My absolute favorite way to create is to paint in oils on large canvases.
This one (above) was my first 5'x6' completed in 2006. Whoa. Ten years goes quickly when you’re not counting. This piece was part of a three part series on flight. This size canvas was delivered to me by "mistake". I was in the middle of a 14 piece painting commission (a story for another day) and I got two boxes with three 5'x6' canvases in them. How did I not notice? Seems like it would have been obvious, but I was doing 4'x6' and other various sizes, so I just opened them. When I realized I didn't have the ones I needed, I called about the mix up. I ended up buying them for a much reduced price, as I am sure they didn't want to come pick them up. This piece was quite a piece of self-discovery.....Making it stretched me. It is named "Flying Out of Darkness" and all three in this series are about flight.
Flight for me is a metaphor for faith. What was I going to do? These pieces were not easily transported. Let alone stored. I laid awake at night wondering how I would get them safely where they needed to go? I was not willing to pay to move them because I wasn't earning money from them. I was in a feast or famine stage of creating (though I ABSOLUTELY DETEST the phrase "starving artist"- I would have been one without the support of my family.) I lived at home with my parents after graduating from art school, to follow my dream of producing beautiful artwork that would transform the atmosphere of a room. I dreamed that God would bring people who would "fall in love" with my pieces and be willing to pay real money to take them home. It feels vulnerable to express what is inside you for all to see. There are times of sheer delight when you see people enjoying and taking in your art. But there is also disappointment when you walk into a venue and your work is hung sideways. I felt the continued prodding to make even though no one seemed to care. There were moments when I thought I should I just stop. Did I really have something worth saying?
I enjoyed the massiveness of making them and I learned (and am still learning) to let go of all the practical parts of me that say, it is foolish to paint huge pieces with hefty cost without a client. Sometimes the blankness was bigger than me and that was the best reminder that I can't see the full picture. That same massiveness I enjoyed was overwhelming at times. Do these pieces really have homes? Will anyone ever love them? Is this worth it? Worth the risk of exposure?
Now fast forward almost ten years to 2015..... I received my first commission (prepaid and promised artwork to a specific person) of this size. As I think of it, this is the FIRST time ever that I have sold a piece this large. Some of those first ones found homes but this one has a family waiting.....the piece is finished. I will post the picture once the client sees it for the first time (this weekend).

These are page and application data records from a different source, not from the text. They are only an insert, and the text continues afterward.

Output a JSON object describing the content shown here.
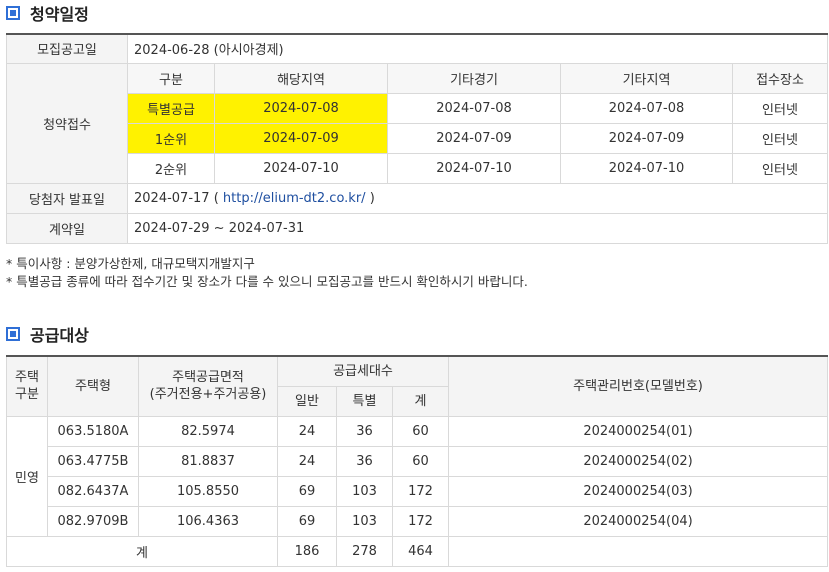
{
  "section1": {
    "title": "청약일정",
    "announce_label": "모집공고일",
    "announce_value": "2024-06-28 (아시아경제)",
    "apply_label": "청약접수",
    "headers": [
      "구분",
      "해당지역",
      "기타경기",
      "기타지역",
      "접수장소"
    ],
    "rows": [
      {
        "type": "특별공급",
        "local": "2024-07-08",
        "gyeonggi": "2024-07-08",
        "other": "2024-07-08",
        "place": "인터넷",
        "highlight": true
      },
      {
        "type": "1순위",
        "local": "2024-07-09",
        "gyeonggi": "2024-07-09",
        "other": "2024-07-09",
        "place": "인터넷",
        "highlight": true
      },
      {
        "type": "2순위",
        "local": "2024-07-10",
        "gyeonggi": "2024-07-10",
        "other": "2024-07-10",
        "place": "인터넷",
        "highlight": false
      }
    ],
    "winner_label": "당첨자 발표일",
    "winner_date": "2024-07-17",
    "winner_open": " ( ",
    "winner_link": "http://elium-dt2.co.kr/",
    "winner_close": " )",
    "contract_label": "계약일",
    "contract_value": "2024-07-29 ~ 2024-07-31"
  },
  "notes": [
    "* 특이사항 : 분양가상한제, 대규모택지개발지구",
    "* 특별공급 종류에 따라 접수기간 및 장소가 다를 수 있으니 모집공고를 반드시 확인하시기 바랍니다."
  ],
  "section2": {
    "title": "공급대상",
    "h_house_kind_1": "주택",
    "h_house_kind_2": "구분",
    "h_house_type": "주택형",
    "h_area_1": "주택공급면적",
    "h_area_2": "(주거전용+주거공용)",
    "h_units": "공급세대수",
    "h_general": "일반",
    "h_special": "특별",
    "h_total": "계",
    "h_mgmt": "주택관리번호(모델번호)",
    "kind": "민영",
    "rows": [
      {
        "type": "063.5180A",
        "area": "82.5974",
        "general": "24",
        "special": "36",
        "total": "60",
        "mgmt": "2024000254(01)"
      },
      {
        "type": "063.4775B",
        "area": "81.8837",
        "general": "24",
        "special": "36",
        "total": "60",
        "mgmt": "2024000254(02)"
      },
      {
        "type": "082.6437A",
        "area": "105.8550",
        "general": "69",
        "special": "103",
        "total": "172",
        "mgmt": "2024000254(03)"
      },
      {
        "type": "082.9709B",
        "area": "106.4363",
        "general": "69",
        "special": "103",
        "total": "172",
        "mgmt": "2024000254(04)"
      }
    ],
    "sum_label": "계",
    "sum_general": "186",
    "sum_special": "278",
    "sum_total": "464"
  },
  "colors": {
    "accent": "#2f6fd6",
    "highlight": "#fff200",
    "link": "#1f4fa0"
  }
}
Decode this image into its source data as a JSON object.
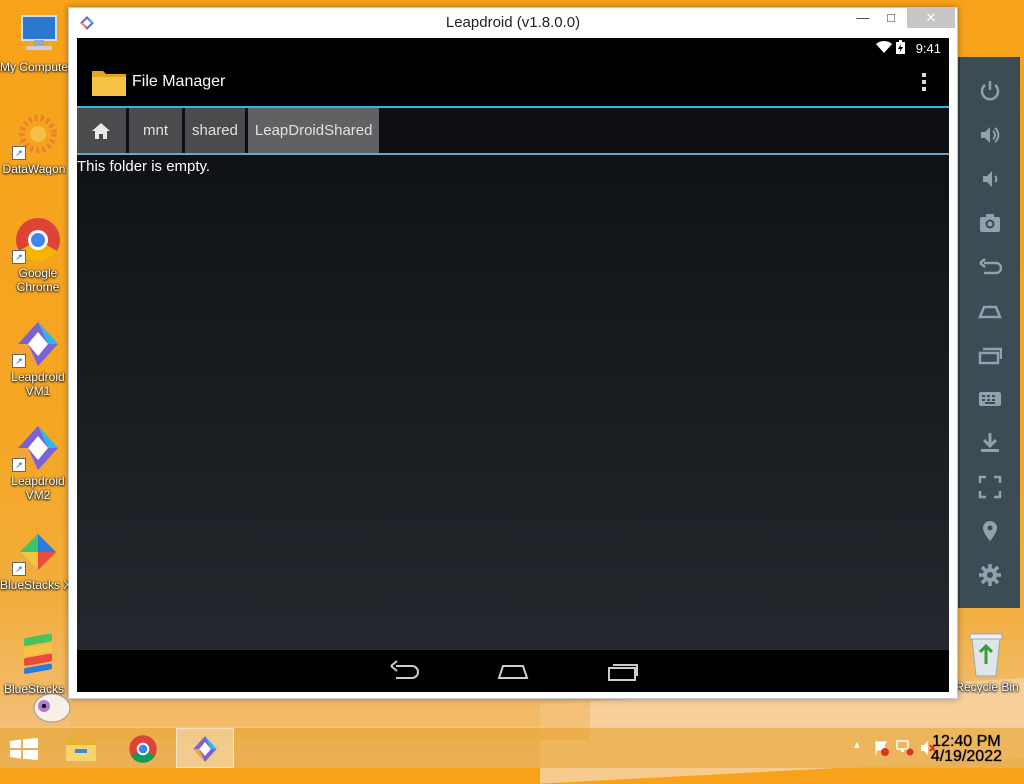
{
  "window": {
    "title": "Leapdroid (v1.8.0.0)",
    "min_symbol": "—",
    "max_symbol": "□",
    "close_symbol": "✕"
  },
  "android": {
    "status_time": "9:41",
    "app_title": "File Manager",
    "breadcrumbs": [
      "mnt",
      "shared",
      "LeapDroidShared"
    ],
    "empty_message": "This folder is empty."
  },
  "desktop_icons": [
    {
      "label": "My Computer",
      "icon": "computer-icon"
    },
    {
      "label": "DataWagon",
      "icon": "datawagon-icon"
    },
    {
      "label": "Google Chrome",
      "icon": "chrome-icon"
    },
    {
      "label": "Leapdroid VM1",
      "icon": "leapdroid-icon"
    },
    {
      "label": "Leapdroid VM2",
      "icon": "leapdroid-icon"
    },
    {
      "label": "BlueStacks X",
      "icon": "bluestacks-x-icon"
    },
    {
      "label": "BlueStacks",
      "icon": "bluestacks-icon"
    }
  ],
  "recycle_bin": {
    "label": "Recycle Bin"
  },
  "sidebar_tools": [
    "power",
    "volume-up",
    "volume-down",
    "camera",
    "back",
    "home",
    "recent-apps",
    "keyboard",
    "install-apk",
    "fullscreen",
    "location",
    "settings"
  ],
  "taskbar": {
    "clock_time": "12:40 PM",
    "clock_date": "4/19/2022"
  },
  "colors": {
    "accent_blue": "#33b5e5",
    "desktop_orange": "#f5a623",
    "sidebar_bg": "#3d4b55"
  }
}
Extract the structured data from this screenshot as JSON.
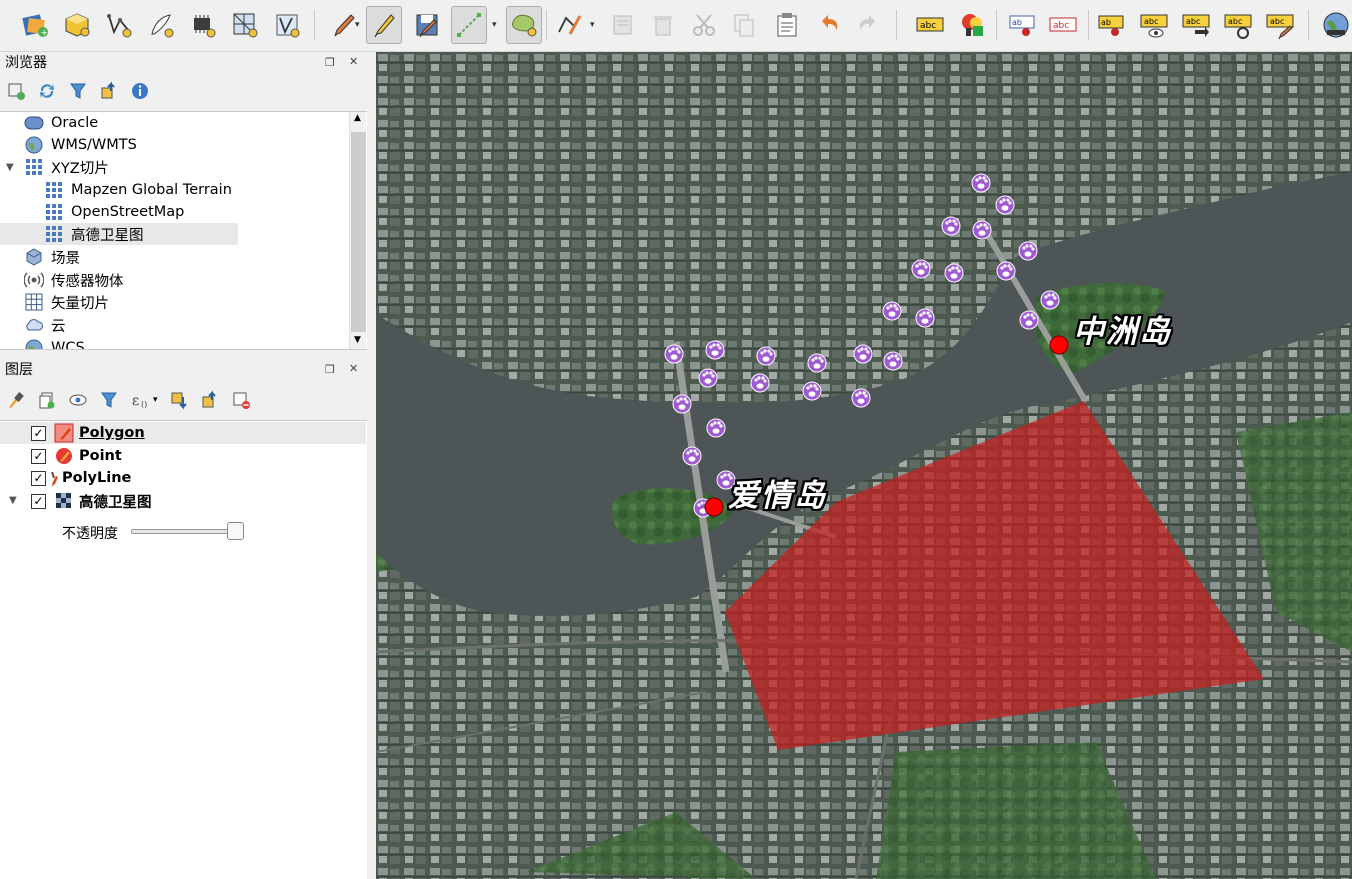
{
  "toolbar": {
    "icons": [
      "data-source-manager-icon",
      "new-geopackage-icon",
      "new-shapefile-icon",
      "digitize-icon",
      "new-memory-layer-icon",
      "new-virtual-layer-icon",
      "new-spatialite-icon",
      "edit-pencil-icon",
      "toggle-editing-icon",
      "save-edits-icon",
      "vertex-tool-icon",
      "add-polygon-icon",
      "vertex-editor-icon",
      "delete-icon",
      "cut-icon",
      "copy-icon",
      "paste-icon",
      "undo-icon",
      "redo-icon",
      "label-tool-icon",
      "style-manager-icon",
      "label-pin-icon",
      "label-highlight-icon",
      "label-move-icon",
      "label-show-icon",
      "label-rotate-icon",
      "label-change-icon",
      "label-edit-icon",
      "plugin-globe-icon"
    ],
    "label_text": "abc"
  },
  "browser": {
    "title": "浏览器",
    "items": [
      {
        "label": "Oracle",
        "icon": "database-icon",
        "level": 0,
        "expanded": false
      },
      {
        "label": "WMS/WMTS",
        "icon": "globe-icon",
        "level": 0,
        "expanded": false
      },
      {
        "label": "XYZ切片",
        "icon": "grid-icon",
        "level": 0,
        "expanded": true
      },
      {
        "label": "Mapzen Global Terrain",
        "icon": "grid-icon",
        "level": 1
      },
      {
        "label": "OpenStreetMap",
        "icon": "grid-icon",
        "level": 1
      },
      {
        "label": "高德卫星图",
        "icon": "grid-icon",
        "level": 1,
        "selected": true
      },
      {
        "label": "场景",
        "icon": "cube-icon",
        "level": 0
      },
      {
        "label": "传感器物体",
        "icon": "sensor-icon",
        "level": 0
      },
      {
        "label": "矢量切片",
        "icon": "grid-icon",
        "level": 0
      },
      {
        "label": "云",
        "icon": "cloud-icon",
        "level": 0
      },
      {
        "label": "WCS",
        "icon": "globe-icon",
        "level": 0
      }
    ]
  },
  "layers": {
    "title": "图层",
    "items": [
      {
        "label": "Polygon",
        "checked": true,
        "icon": "polygon-layer-icon",
        "selected": true
      },
      {
        "label": "Point",
        "checked": true,
        "icon": "point-layer-icon"
      },
      {
        "label": "PolyLine",
        "checked": true,
        "icon": "line-layer-icon"
      },
      {
        "label": "高德卫星图",
        "checked": true,
        "icon": "raster-layer-icon",
        "expanded": true
      }
    ],
    "opacity_label": "不透明度",
    "opacity_value": 1.0
  },
  "map": {
    "labels": [
      "中洲岛",
      "爱情岛"
    ],
    "polygon_color": "#c81e1e",
    "point_color": "#ff0000",
    "line_marker_color": "#a05ad2"
  }
}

Flight and faith are taking on a whole new meaning in 2016 as I received a grant to produce my very first public art piece. I plan to chart this journey here. I hope you join me for a real look into my process.